We then need to approximate this continuous family by a smooth one. Some care is needed to ensure that it stays based at $β$. For instance, we can first compose each loop by some fixed surjective continuous map from $𝕊^1$ to itself that sends a neighborhood of $0$ to $0$. This way each loop becomes constant near $0$, and a convolution smoothing will then keep the value at $0$. If the smoothing is sufficiently $C^0$ small then the new $γ$ is still surrounding and takes values in $Ω$.

Then Lemma 1.15 gives a family of circle diffeomorphisms $h_x$ such that $γ^1_x ∘ h_x$ has average $g(x)$.

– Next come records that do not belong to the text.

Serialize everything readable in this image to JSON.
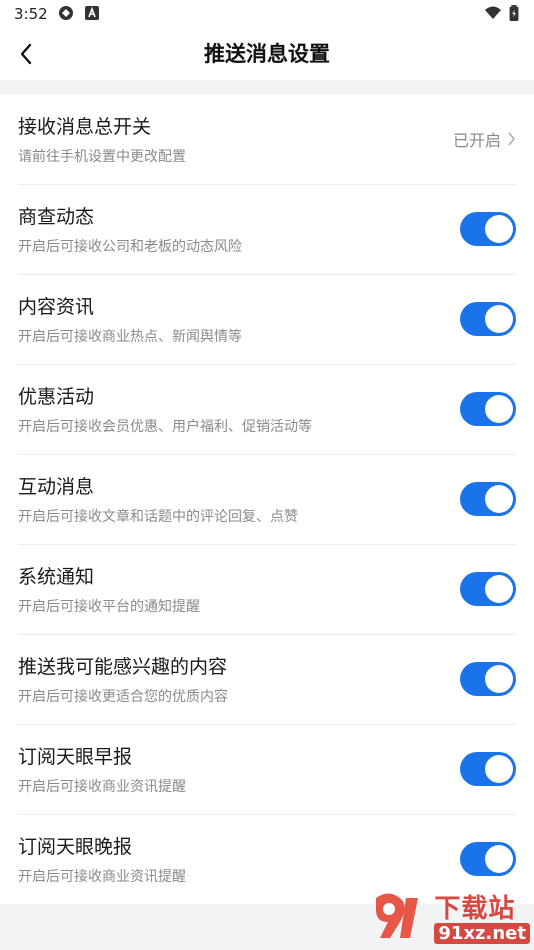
{
  "status_bar": {
    "time": "3:52"
  },
  "header": {
    "title": "推送消息设置"
  },
  "master": {
    "title": "接收消息总开关",
    "subtitle": "请前往手机设置中更改配置",
    "status": "已开启"
  },
  "items": [
    {
      "title": "商查动态",
      "subtitle": "开启后可接收公司和老板的动态风险",
      "on": true
    },
    {
      "title": "内容资讯",
      "subtitle": "开启后可接收商业热点、新闻舆情等",
      "on": true
    },
    {
      "title": "优惠活动",
      "subtitle": "开启后可接收会员优惠、用户福利、促销活动等",
      "on": true
    },
    {
      "title": "互动消息",
      "subtitle": "开启后可接收文章和话题中的评论回复、点赞",
      "on": true
    },
    {
      "title": "系统通知",
      "subtitle": "开启后可接收平台的通知提醒",
      "on": true
    },
    {
      "title": "推送我可能感兴趣的内容",
      "subtitle": "开启后可接收更适合您的优质内容",
      "on": true
    },
    {
      "title": "订阅天眼早报",
      "subtitle": "开启后可接收商业资讯提醒",
      "on": true
    },
    {
      "title": "订阅天眼晚报",
      "subtitle": "开启后可接收商业资讯提醒",
      "on": true
    }
  ],
  "watermark": {
    "main": "下载站",
    "domain": "91xz.net"
  },
  "colors": {
    "toggle_on": "#1a73e8",
    "watermark": "#d43a33"
  }
}
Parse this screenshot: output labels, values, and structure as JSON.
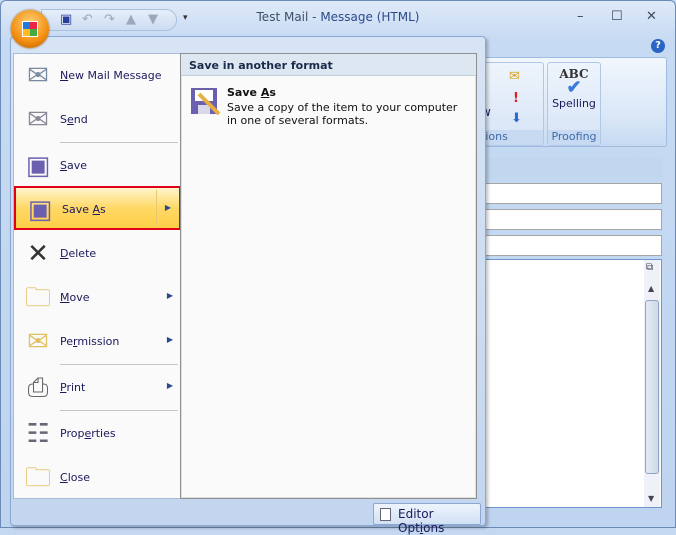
{
  "window": {
    "title_doc": "Test Mail",
    "title_sep": " - ",
    "title_type": "Message (HTML)",
    "minimize": "–",
    "maximize": "☐",
    "close": "✕",
    "help": "?"
  },
  "qat": [
    "save-icon",
    "undo-icon",
    "redo-icon",
    "previous-icon",
    "next-icon"
  ],
  "ribbon": {
    "options_group": "tions",
    "options_partial_button": "w",
    "proofing_group": "Proofing",
    "spelling": "Spelling",
    "spelling_icon_text": "ABC"
  },
  "menu": {
    "items": [
      {
        "id": "new-mail-message",
        "pre": "",
        "key": "N",
        "post": "ew Mail Message",
        "icon": "new-mail-icon"
      },
      {
        "id": "send",
        "pre": "S",
        "key": "e",
        "post": "nd",
        "icon": "send-icon"
      },
      {
        "id": "save",
        "pre": "",
        "key": "S",
        "post": "ave",
        "icon": "save-icon"
      },
      {
        "id": "save-as",
        "pre": "Save ",
        "key": "A",
        "post": "s",
        "icon": "save-as-icon",
        "submenu": true,
        "selected": true
      },
      {
        "id": "delete",
        "pre": "",
        "key": "D",
        "post": "elete",
        "icon": "delete-icon"
      },
      {
        "id": "move",
        "pre": "",
        "key": "M",
        "post": "ove",
        "icon": "move-icon",
        "submenu": true
      },
      {
        "id": "permission",
        "pre": "Pe",
        "key": "r",
        "post": "mission",
        "icon": "permission-icon",
        "submenu": true
      },
      {
        "id": "print",
        "pre": "",
        "key": "P",
        "post": "rint",
        "icon": "print-icon",
        "submenu": true
      },
      {
        "id": "properties",
        "pre": "Prop",
        "key": "e",
        "post": "rties",
        "icon": "properties-icon"
      },
      {
        "id": "close",
        "pre": "",
        "key": "C",
        "post": "lose",
        "icon": "close-folder-icon"
      }
    ],
    "submenu": {
      "heading": "Save in another format",
      "option": {
        "pre": "Save ",
        "key": "A",
        "post": "s",
        "description": "Save a copy of the item to your computer in one of several formats."
      }
    },
    "editor_options": {
      "pre": "Editor Opt",
      "key": "i",
      "post": "ons"
    }
  },
  "colors": {
    "selected_outline": "#e0001a",
    "highlight": "#ffd865",
    "text": "#1a1a5c"
  }
}
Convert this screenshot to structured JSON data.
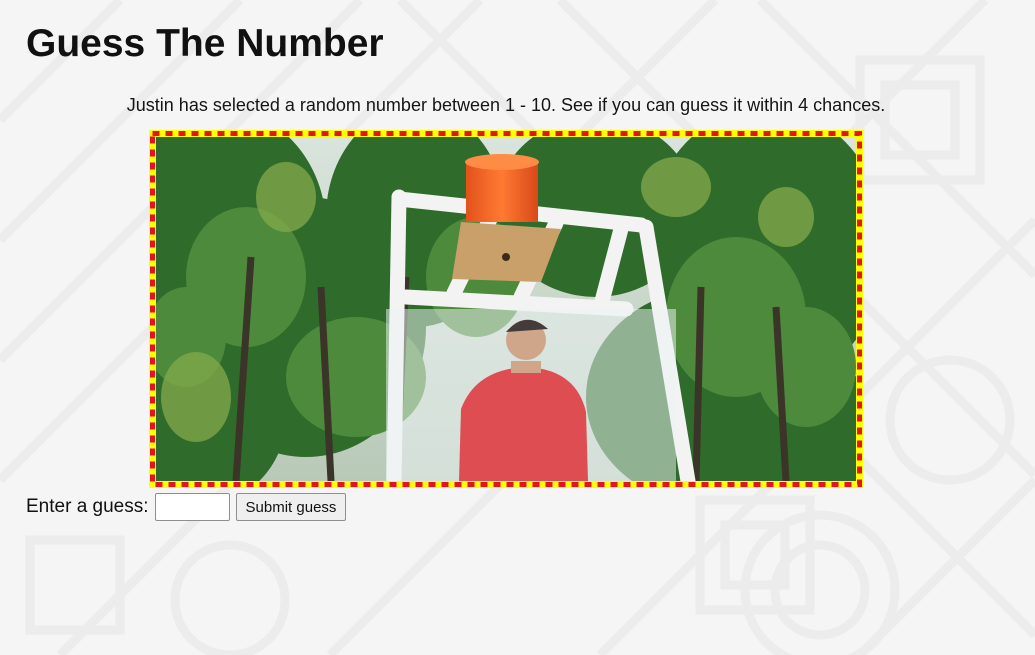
{
  "page": {
    "title": "Guess The Number",
    "intro": "Justin has selected a random number between 1 - 10. See if you can guess it within 4 chances."
  },
  "image": {
    "frame_colors": [
      "#ffff00",
      "#e0161b"
    ]
  },
  "form": {
    "label": "Enter a guess:",
    "input_value": "",
    "submit_label": "Submit guess"
  }
}
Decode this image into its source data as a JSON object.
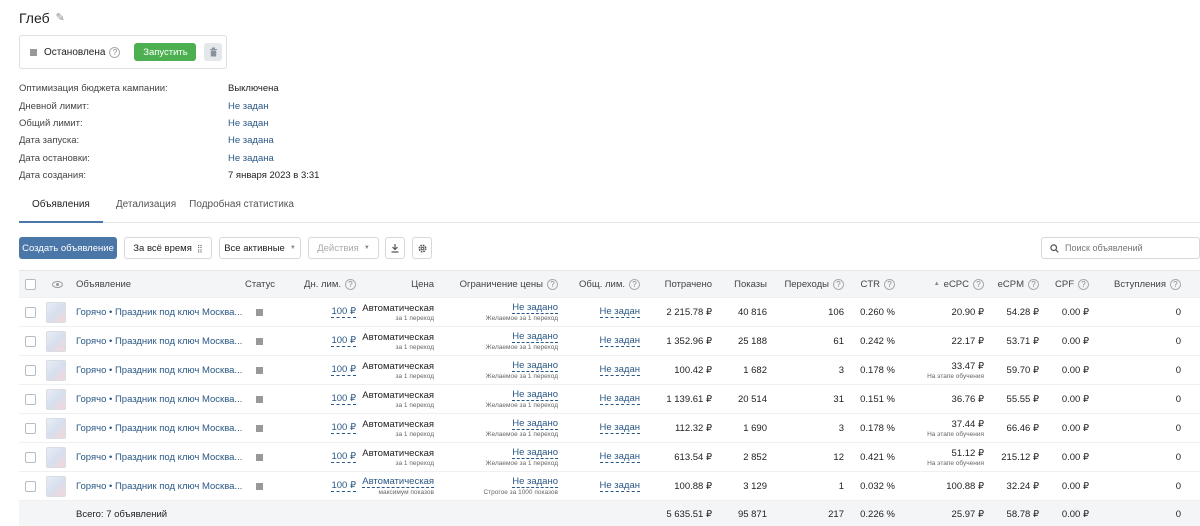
{
  "campaign": {
    "title": "Глеб",
    "status_label": "Остановлена",
    "help": "?",
    "start_button": "Запустить"
  },
  "info": [
    {
      "key": "Оптимизация бюджета кампании:",
      "value": "Выключена",
      "link": false
    },
    {
      "key": "Дневной лимит:",
      "value": "Не задан",
      "link": true
    },
    {
      "key": "Общий лимит:",
      "value": "Не задан",
      "link": true
    },
    {
      "key": "Дата запуска:",
      "value": "Не задана",
      "link": true
    },
    {
      "key": "Дата остановки:",
      "value": "Не задана",
      "link": true
    },
    {
      "key": "Дата создания:",
      "value": "7 января 2023 в 3:31",
      "link": false
    }
  ],
  "tabs": [
    "Объявления",
    "Детализация",
    "Подробная статистика"
  ],
  "toolbar": {
    "create": "Создать объявление",
    "period": "За всё время",
    "filter": "Все активные",
    "actions": "Действия",
    "search_placeholder": "Поиск объявлений"
  },
  "columns": {
    "ad": "Объявление",
    "status": "Статус",
    "daylim": "Дн. лим.",
    "price": "Цена",
    "pricelim": "Ограничение цены",
    "totlim": "Общ. лим.",
    "spent": "Потрачено",
    "shows": "Показы",
    "clicks": "Переходы",
    "ctr": "CTR",
    "ecpc": "eCPC",
    "ecpm": "eCPM",
    "cpf": "CPF",
    "joins": "Вступления"
  },
  "rows": [
    {
      "name": "Горячо • Праздник под ключ Москва...",
      "daylim": "100 ₽",
      "price": "Автоматическая",
      "price_sub": "за 1 переход",
      "plim": "Не задано",
      "plim_sub": "Желаемое за 1 переход",
      "totlim": "Не задан",
      "spent": "2 215.78 ₽",
      "shows": "40 816",
      "clicks": "106",
      "ctr": "0.260 %",
      "ecpc": "20.90 ₽",
      "ecpc_sub": "",
      "ecpm": "54.28 ₽",
      "cpf": "0.00 ₽",
      "joins": "0"
    },
    {
      "name": "Горячо • Праздник под ключ Москва...",
      "daylim": "100 ₽",
      "price": "Автоматическая",
      "price_sub": "за 1 переход",
      "plim": "Не задано",
      "plim_sub": "Желаемое за 1 переход",
      "totlim": "Не задан",
      "spent": "1 352.96 ₽",
      "shows": "25 188",
      "clicks": "61",
      "ctr": "0.242 %",
      "ecpc": "22.17 ₽",
      "ecpc_sub": "",
      "ecpm": "53.71 ₽",
      "cpf": "0.00 ₽",
      "joins": "0"
    },
    {
      "name": "Горячо • Праздник под ключ Москва...",
      "daylim": "100 ₽",
      "price": "Автоматическая",
      "price_sub": "за 1 переход",
      "plim": "Не задано",
      "plim_sub": "Желаемое за 1 переход",
      "totlim": "Не задан",
      "spent": "100.42 ₽",
      "shows": "1 682",
      "clicks": "3",
      "ctr": "0.178 %",
      "ecpc": "33.47 ₽",
      "ecpc_sub": "На этапе обучения",
      "ecpm": "59.70 ₽",
      "cpf": "0.00 ₽",
      "joins": "0"
    },
    {
      "name": "Горячо • Праздник под ключ Москва...",
      "daylim": "100 ₽",
      "price": "Автоматическая",
      "price_sub": "за 1 переход",
      "plim": "Не задано",
      "plim_sub": "Желаемое за 1 переход",
      "totlim": "Не задан",
      "spent": "1 139.61 ₽",
      "shows": "20 514",
      "clicks": "31",
      "ctr": "0.151 %",
      "ecpc": "36.76 ₽",
      "ecpc_sub": "",
      "ecpm": "55.55 ₽",
      "cpf": "0.00 ₽",
      "joins": "0"
    },
    {
      "name": "Горячо • Праздник под ключ Москва...",
      "daylim": "100 ₽",
      "price": "Автоматическая",
      "price_sub": "за 1 переход",
      "plim": "Не задано",
      "plim_sub": "Желаемое за 1 переход",
      "totlim": "Не задан",
      "spent": "112.32 ₽",
      "shows": "1 690",
      "clicks": "3",
      "ctr": "0.178 %",
      "ecpc": "37.44 ₽",
      "ecpc_sub": "На этапе обучения",
      "ecpm": "66.46 ₽",
      "cpf": "0.00 ₽",
      "joins": "0"
    },
    {
      "name": "Горячо • Праздник под ключ Москва...",
      "daylim": "100 ₽",
      "price": "Автоматическая",
      "price_sub": "за 1 переход",
      "plim": "Не задано",
      "plim_sub": "Желаемое за 1 переход",
      "totlim": "Не задан",
      "spent": "613.54 ₽",
      "shows": "2 852",
      "clicks": "12",
      "ctr": "0.421 %",
      "ecpc": "51.12 ₽",
      "ecpc_sub": "На этапе обучения",
      "ecpm": "215.12 ₽",
      "cpf": "0.00 ₽",
      "joins": "0"
    },
    {
      "name": "Горячо • Праздник под ключ Москва...",
      "daylim": "100 ₽",
      "price": "Автоматическая",
      "price_sub": "максимум показов",
      "plim": "Не задано",
      "plim_sub": "Строгое за 1000 показов",
      "totlim": "Не задан",
      "spent": "100.88 ₽",
      "shows": "3 129",
      "clicks": "1",
      "ctr": "0.032 %",
      "ecpc": "100.88 ₽",
      "ecpc_sub": "",
      "ecpm": "32.24 ₽",
      "cpf": "0.00 ₽",
      "joins": "0"
    }
  ],
  "total": {
    "label": "Всего: 7 объявлений",
    "spent": "5 635.51 ₽",
    "shows": "95 871",
    "clicks": "217",
    "ctr": "0.226 %",
    "ecpc": "25.97 ₽",
    "ecpm": "58.78 ₽",
    "cpf": "0.00 ₽",
    "joins": "0"
  }
}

Finally we choose a cut-off function function $χ$ which vanishes on $\operatorname{Op}{K}$ and equals one on $\operatorname{Op}{U ∖ U^*}$. In $U^*$, we replace $γ_x ∘ h_x = g(x) + γ^* ∘ h_x$ by $g(x) + χ(x)γ^* ∘ h_x$. This operation does not change the average values of these loops, because it rescales them around their average value, but makes them constant on $\operatorname{Op}{K}$. Also, those loops stay in $Ω$, thanks to our choice of $ε$.